■ **WORK REQUEST**
Please return every line in the entries below with the word "meta" in it.

------ RAW DATA ------

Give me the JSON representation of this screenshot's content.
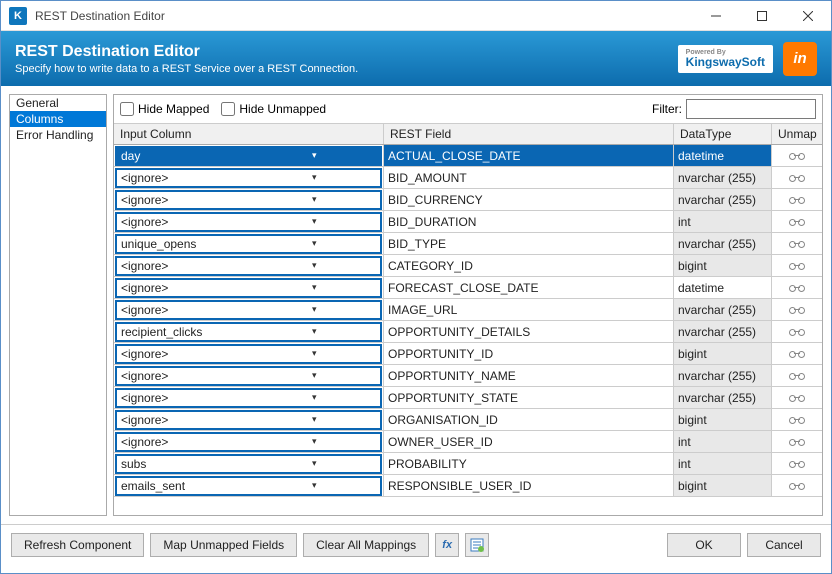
{
  "window": {
    "title": "REST Destination Editor"
  },
  "banner": {
    "title": "REST Destination Editor",
    "subtitle": "Specify how to write data to a REST Service over a REST Connection.",
    "poweredByLabel": "Powered By",
    "poweredByBrand": "KingswaySoft",
    "secondaryLogoText": "in"
  },
  "sidebar": {
    "items": [
      {
        "label": "General",
        "selected": false
      },
      {
        "label": "Columns",
        "selected": true
      },
      {
        "label": "Error Handling",
        "selected": false
      }
    ]
  },
  "toolbar": {
    "hideMappedLabel": "Hide Mapped",
    "hideUnmappedLabel": "Hide Unmapped",
    "filterLabel": "Filter:",
    "filterValue": ""
  },
  "gridHeaders": {
    "inputColumn": "Input Column",
    "restField": "REST Field",
    "dataType": "DataType",
    "unmap": "Unmap"
  },
  "rows": [
    {
      "input": "day",
      "rest": "ACTUAL_CLOSE_DATE",
      "type": "datetime",
      "typeShaded": true,
      "selected": true
    },
    {
      "input": "<ignore>",
      "rest": "BID_AMOUNT",
      "type": "nvarchar (255)",
      "typeShaded": true,
      "selected": false
    },
    {
      "input": "<ignore>",
      "rest": "BID_CURRENCY",
      "type": "nvarchar (255)",
      "typeShaded": true,
      "selected": false
    },
    {
      "input": "<ignore>",
      "rest": "BID_DURATION",
      "type": "int",
      "typeShaded": true,
      "selected": false
    },
    {
      "input": "unique_opens",
      "rest": "BID_TYPE",
      "type": "nvarchar (255)",
      "typeShaded": true,
      "selected": false
    },
    {
      "input": "<ignore>",
      "rest": "CATEGORY_ID",
      "type": "bigint",
      "typeShaded": true,
      "selected": false
    },
    {
      "input": "<ignore>",
      "rest": "FORECAST_CLOSE_DATE",
      "type": "datetime",
      "typeShaded": false,
      "selected": false
    },
    {
      "input": "<ignore>",
      "rest": "IMAGE_URL",
      "type": "nvarchar (255)",
      "typeShaded": true,
      "selected": false
    },
    {
      "input": "recipient_clicks",
      "rest": "OPPORTUNITY_DETAILS",
      "type": "nvarchar (255)",
      "typeShaded": true,
      "selected": false
    },
    {
      "input": "<ignore>",
      "rest": "OPPORTUNITY_ID",
      "type": "bigint",
      "typeShaded": true,
      "selected": false
    },
    {
      "input": "<ignore>",
      "rest": "OPPORTUNITY_NAME",
      "type": "nvarchar (255)",
      "typeShaded": true,
      "selected": false
    },
    {
      "input": "<ignore>",
      "rest": "OPPORTUNITY_STATE",
      "type": "nvarchar (255)",
      "typeShaded": true,
      "selected": false
    },
    {
      "input": "<ignore>",
      "rest": "ORGANISATION_ID",
      "type": "bigint",
      "typeShaded": true,
      "selected": false
    },
    {
      "input": "<ignore>",
      "rest": "OWNER_USER_ID",
      "type": "int",
      "typeShaded": true,
      "selected": false
    },
    {
      "input": "subs",
      "rest": "PROBABILITY",
      "type": "int",
      "typeShaded": true,
      "selected": false
    },
    {
      "input": "emails_sent",
      "rest": "RESPONSIBLE_USER_ID",
      "type": "bigint",
      "typeShaded": true,
      "selected": false
    }
  ],
  "footer": {
    "refresh": "Refresh Component",
    "mapUnmapped": "Map Unmapped Fields",
    "clearAll": "Clear All Mappings",
    "ok": "OK",
    "cancel": "Cancel"
  }
}
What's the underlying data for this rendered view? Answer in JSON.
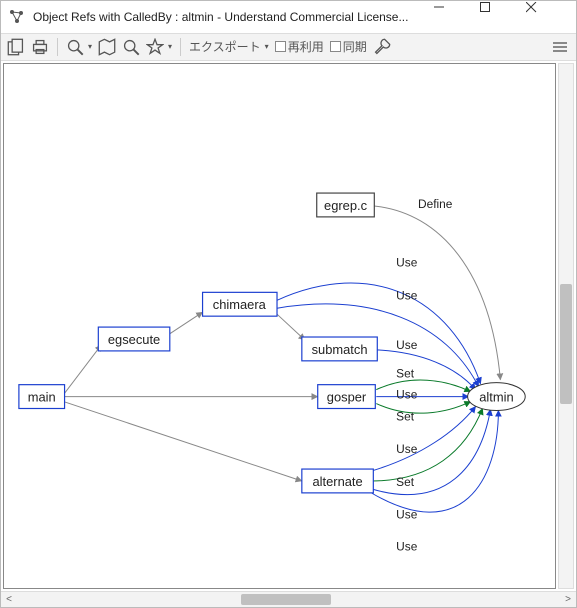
{
  "window": {
    "title": "Object Refs with CalledBy : altmin - Understand Commercial License..."
  },
  "toolbar": {
    "export_label": "エクスポート",
    "reuse_label": "再利用",
    "sync_label": "同期"
  },
  "graph": {
    "nodes": {
      "egrep_c": "egrep.c",
      "chimaera": "chimaera",
      "egsecute": "egsecute",
      "submatch": "submatch",
      "main": "main",
      "gosper": "gosper",
      "alternate": "alternate",
      "altmin": "altmin"
    },
    "edge_labels": {
      "define": "Define",
      "use1": "Use",
      "use2": "Use",
      "use3": "Use",
      "set1": "Set",
      "use4": "Use",
      "set2": "Set",
      "use5": "Use",
      "set3": "Set",
      "use6": "Use",
      "use7": "Use"
    }
  }
}
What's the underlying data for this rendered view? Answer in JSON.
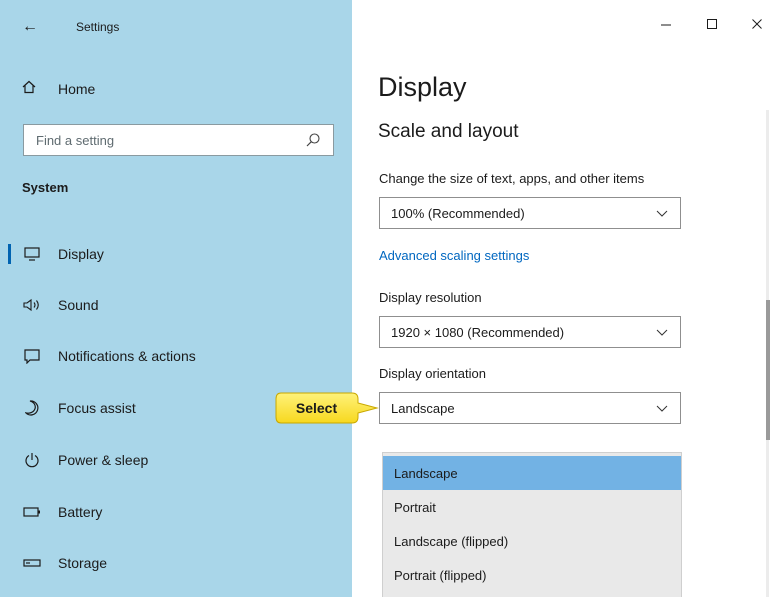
{
  "window": {
    "title": "Settings",
    "back_icon": "back-arrow-icon",
    "controls": {
      "minimize": "minimize-icon",
      "maximize": "maximize-icon",
      "close": "close-icon"
    }
  },
  "sidebar": {
    "home_label": "Home",
    "search": {
      "placeholder": "Find a setting"
    },
    "section_heading": "System",
    "items": [
      {
        "label": "Display",
        "icon": "monitor-icon",
        "selected": true
      },
      {
        "label": "Sound",
        "icon": "speaker-icon"
      },
      {
        "label": "Notifications & actions",
        "icon": "message-icon"
      },
      {
        "label": "Focus assist",
        "icon": "moon-icon"
      },
      {
        "label": "Power & sleep",
        "icon": "power-icon"
      },
      {
        "label": "Battery",
        "icon": "battery-icon"
      },
      {
        "label": "Storage",
        "icon": "storage-icon"
      }
    ]
  },
  "main": {
    "title": "Display",
    "section_heading": "Scale and layout",
    "scale": {
      "label": "Change the size of text, apps, and other items",
      "value": "100% (Recommended)"
    },
    "advanced_link": "Advanced scaling settings",
    "resolution": {
      "label": "Display resolution",
      "value": "1920 × 1080 (Recommended)"
    },
    "orientation": {
      "label": "Display orientation",
      "value": "Landscape",
      "options": [
        "Landscape",
        "Portrait",
        "Landscape (flipped)",
        "Portrait (flipped)"
      ],
      "highlighted": "Landscape"
    }
  },
  "annotation": {
    "callout_text": "Select"
  },
  "colors": {
    "sidebar_bg": "#a9d6e9",
    "accent": "#0063b1",
    "link": "#0067c0",
    "list_highlight": "#72b2e4",
    "callout": "#ffe94d"
  }
}
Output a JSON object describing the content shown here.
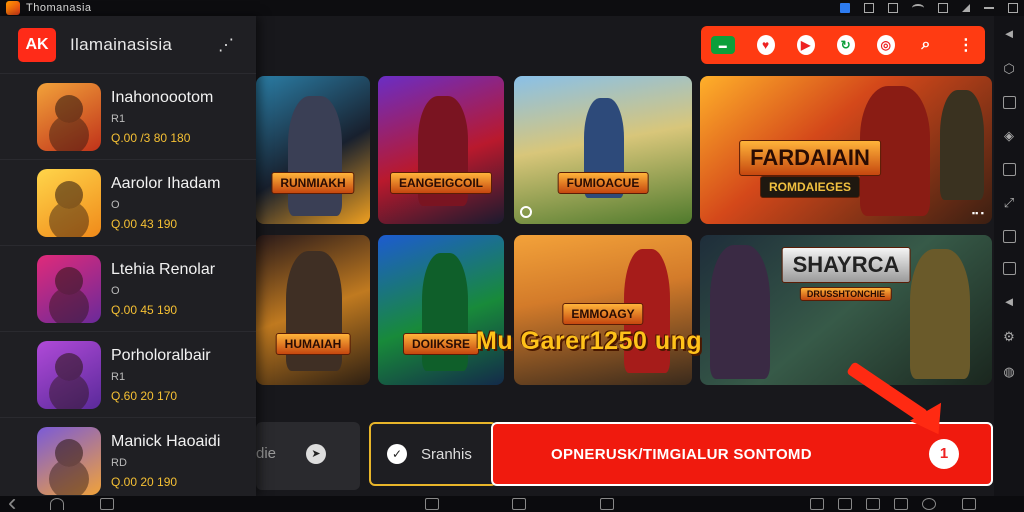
{
  "status": {
    "title": "Thomanasia"
  },
  "drawer": {
    "brand_logo": "AK",
    "brand_name": "Ilamainasisia",
    "items": [
      {
        "title": "Inahonoootom",
        "sub": "R1",
        "meta": "Q.00 /3 80 180"
      },
      {
        "title": "Aarolor Ihadam",
        "sub": "O",
        "meta": "Q.00 43 190"
      },
      {
        "title": "Ltehia Renolar",
        "sub": "O",
        "meta": "Q.00 45 190"
      },
      {
        "title": "Porholoralbair",
        "sub": "R1",
        "meta": "Q.60 20 170"
      },
      {
        "title": "Manick Haoaidi",
        "sub": "RD",
        "meta": "Q.00 20 190"
      }
    ]
  },
  "tiles": [
    {
      "label": "RUNMIAKH",
      "sub": ""
    },
    {
      "label": "EANGEIGCOIL",
      "sub": ""
    },
    {
      "label": "FUMIOACUE",
      "sub": ""
    },
    {
      "label": "FARDAIAIN",
      "sub": ""
    },
    {
      "label": "HUMAIAH",
      "sub": ""
    },
    {
      "label": "DOIIKSRE",
      "sub": ""
    },
    {
      "label": "EMMOAGY",
      "sub": ""
    },
    {
      "label": "SHAYRCA",
      "sub": ""
    }
  ],
  "banner": {
    "title": "FARDAIAIN",
    "subtitle": "ROMDAIEGES",
    "banner2": "SHAYRCA",
    "banner2_sub": "DRUSSHTONCHIE"
  },
  "overlay_caption": "Mu Garer1250 ung",
  "mini": {
    "text": "die"
  },
  "search": {
    "text": "Sranhis"
  },
  "cta": {
    "label": "OPNERUSK/TIMGIALUR SONTOMD",
    "badge": "1"
  },
  "icons": [
    "share-icon",
    "check-icon",
    "play-icon",
    "search-icon",
    "more-icon"
  ],
  "colors": {
    "accent": "#ff3b12",
    "cta": "#f01a0e",
    "gold": "#f5c034"
  }
}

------

■ **SOLUTION TO THE EXERCISE**
        "meta": "Q.00 /3 80 180"
        "meta": "Q.00 43 190"
        "meta": "Q.00 45 190"
        "meta": "Q.60 20 170"
        "meta": "Q.00 20 190"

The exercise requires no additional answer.